▶ Exercise
Output the entries below unchanged, except for the pictures.

▶ Records provided
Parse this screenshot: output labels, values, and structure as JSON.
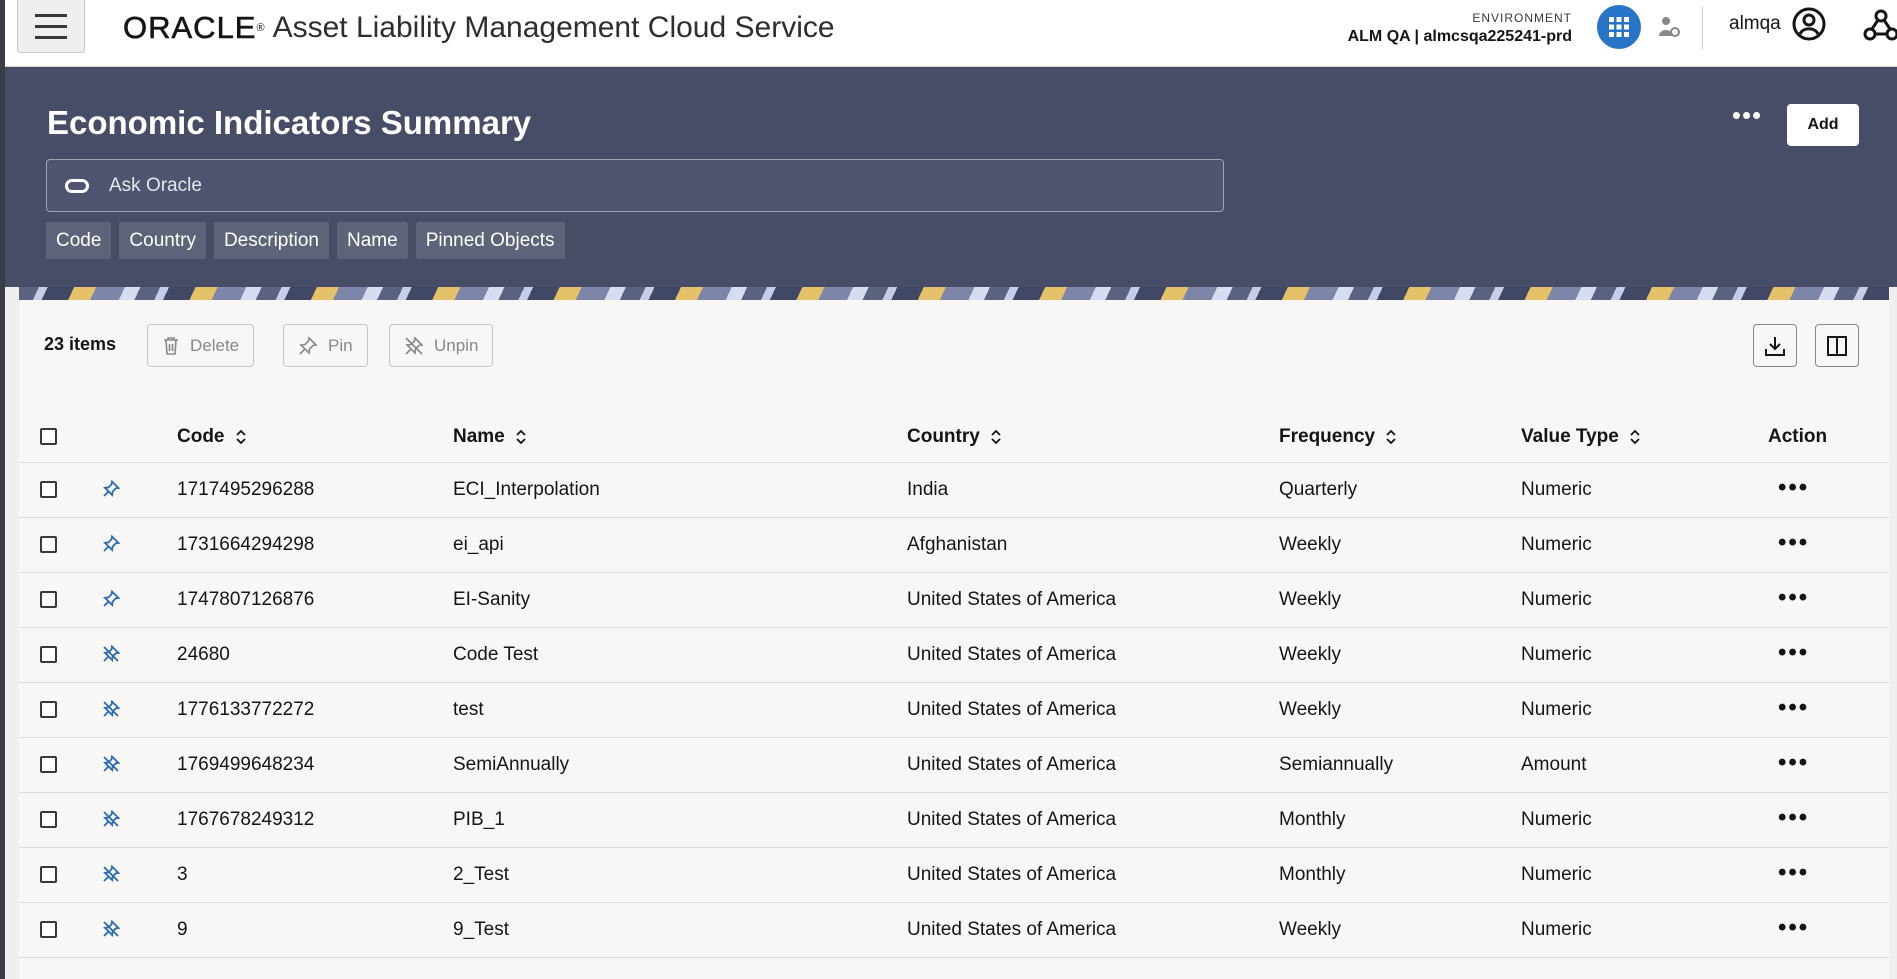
{
  "topbar": {
    "logo": "ORACLE",
    "app_name": "Asset Liability Management Cloud Service",
    "environment_label": "ENVIRONMENT",
    "environment_value": "ALM QA | almcsqa225241-prd",
    "user": "almqa"
  },
  "header": {
    "title": "Economic Indicators Summary",
    "more_label": "•••",
    "add_label": "Add",
    "ask_placeholder": "Ask Oracle",
    "chips": [
      "Code",
      "Country",
      "Description",
      "Name",
      "Pinned Objects"
    ]
  },
  "toolbar": {
    "item_count": "23 items",
    "delete_label": "Delete",
    "pin_label": "Pin",
    "unpin_label": "Unpin"
  },
  "table": {
    "headers": {
      "code": "Code",
      "name": "Name",
      "country": "Country",
      "frequency": "Frequency",
      "value_type": "Value Type",
      "action": "Action"
    },
    "rows": [
      {
        "pinned": true,
        "code": "1717495296288",
        "name": "ECI_Interpolation",
        "country": "India",
        "frequency": "Quarterly",
        "value_type": "Numeric",
        "action": "•••"
      },
      {
        "pinned": true,
        "code": "1731664294298",
        "name": "ei_api",
        "country": "Afghanistan",
        "frequency": "Weekly",
        "value_type": "Numeric",
        "action": "•••"
      },
      {
        "pinned": true,
        "code": "1747807126876",
        "name": "EI-Sanity",
        "country": "United States of America",
        "frequency": "Weekly",
        "value_type": "Numeric",
        "action": "•••"
      },
      {
        "pinned": false,
        "code": "24680",
        "name": "Code Test",
        "country": "United States of America",
        "frequency": "Weekly",
        "value_type": "Numeric",
        "action": "•••"
      },
      {
        "pinned": false,
        "code": "1776133772272",
        "name": "test",
        "country": "United States of America",
        "frequency": "Weekly",
        "value_type": "Numeric",
        "action": "•••"
      },
      {
        "pinned": false,
        "code": "1769499648234",
        "name": "SemiAnnually",
        "country": "United States of America",
        "frequency": "Semiannually",
        "value_type": "Amount",
        "action": "•••"
      },
      {
        "pinned": false,
        "code": "1767678249312",
        "name": "PIB_1",
        "country": "United States of America",
        "frequency": "Monthly",
        "value_type": "Numeric",
        "action": "•••"
      },
      {
        "pinned": false,
        "code": "3",
        "name": "2_Test",
        "country": "United States of America",
        "frequency": "Monthly",
        "value_type": "Numeric",
        "action": "•••"
      },
      {
        "pinned": false,
        "code": "9",
        "name": "9_Test",
        "country": "United States of America",
        "frequency": "Weekly",
        "value_type": "Numeric",
        "action": "•••"
      }
    ]
  },
  "colors": {
    "header_bg": "#474d66",
    "accent_blue": "#2875c8",
    "pin_blue": "#2b6cb0"
  }
}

▶ Expected answer
Parse this screenshot: output labels, values, and structure as JSON.
{
  "topbar": {
    "logo": "ORACLE",
    "app_name": "Asset Liability Management Cloud Service",
    "environment_label": "ENVIRONMENT",
    "environment_value": "ALM QA | almcsqa225241-prd",
    "user": "almqa"
  },
  "header": {
    "title": "Economic Indicators Summary",
    "more_label": "•••",
    "add_label": "Add",
    "ask_placeholder": "Ask Oracle",
    "chips": [
      "Code",
      "Country",
      "Description",
      "Name",
      "Pinned Objects"
    ]
  },
  "toolbar": {
    "item_count": "23 items",
    "delete_label": "Delete",
    "pin_label": "Pin",
    "unpin_label": "Unpin"
  },
  "table": {
    "headers": {
      "code": "Code",
      "name": "Name",
      "country": "Country",
      "frequency": "Frequency",
      "value_type": "Value Type",
      "action": "Action"
    },
    "rows": [
      {
        "pinned": true,
        "code": "1717495296288",
        "name": "ECI_Interpolation",
        "country": "India",
        "frequency": "Quarterly",
        "value_type": "Numeric",
        "action": "•••"
      },
      {
        "pinned": true,
        "code": "1731664294298",
        "name": "ei_api",
        "country": "Afghanistan",
        "frequency": "Weekly",
        "value_type": "Numeric",
        "action": "•••"
      },
      {
        "pinned": true,
        "code": "1747807126876",
        "name": "EI-Sanity",
        "country": "United States of America",
        "frequency": "Weekly",
        "value_type": "Numeric",
        "action": "•••"
      },
      {
        "pinned": false,
        "code": "24680",
        "name": "Code Test",
        "country": "United States of America",
        "frequency": "Weekly",
        "value_type": "Numeric",
        "action": "•••"
      },
      {
        "pinned": false,
        "code": "1776133772272",
        "name": "test",
        "country": "United States of America",
        "frequency": "Weekly",
        "value_type": "Numeric",
        "action": "•••"
      },
      {
        "pinned": false,
        "code": "1769499648234",
        "name": "SemiAnnually",
        "country": "United States of America",
        "frequency": "Semiannually",
        "value_type": "Amount",
        "action": "•••"
      },
      {
        "pinned": false,
        "code": "1767678249312",
        "name": "PIB_1",
        "country": "United States of America",
        "frequency": "Monthly",
        "value_type": "Numeric",
        "action": "•••"
      },
      {
        "pinned": false,
        "code": "3",
        "name": "2_Test",
        "country": "United States of America",
        "frequency": "Monthly",
        "value_type": "Numeric",
        "action": "•••"
      },
      {
        "pinned": false,
        "code": "9",
        "name": "9_Test",
        "country": "United States of America",
        "frequency": "Weekly",
        "value_type": "Numeric",
        "action": "•••"
      }
    ]
  },
  "colors": {
    "header_bg": "#474d66",
    "accent_blue": "#2875c8",
    "pin_blue": "#2b6cb0"
  }
}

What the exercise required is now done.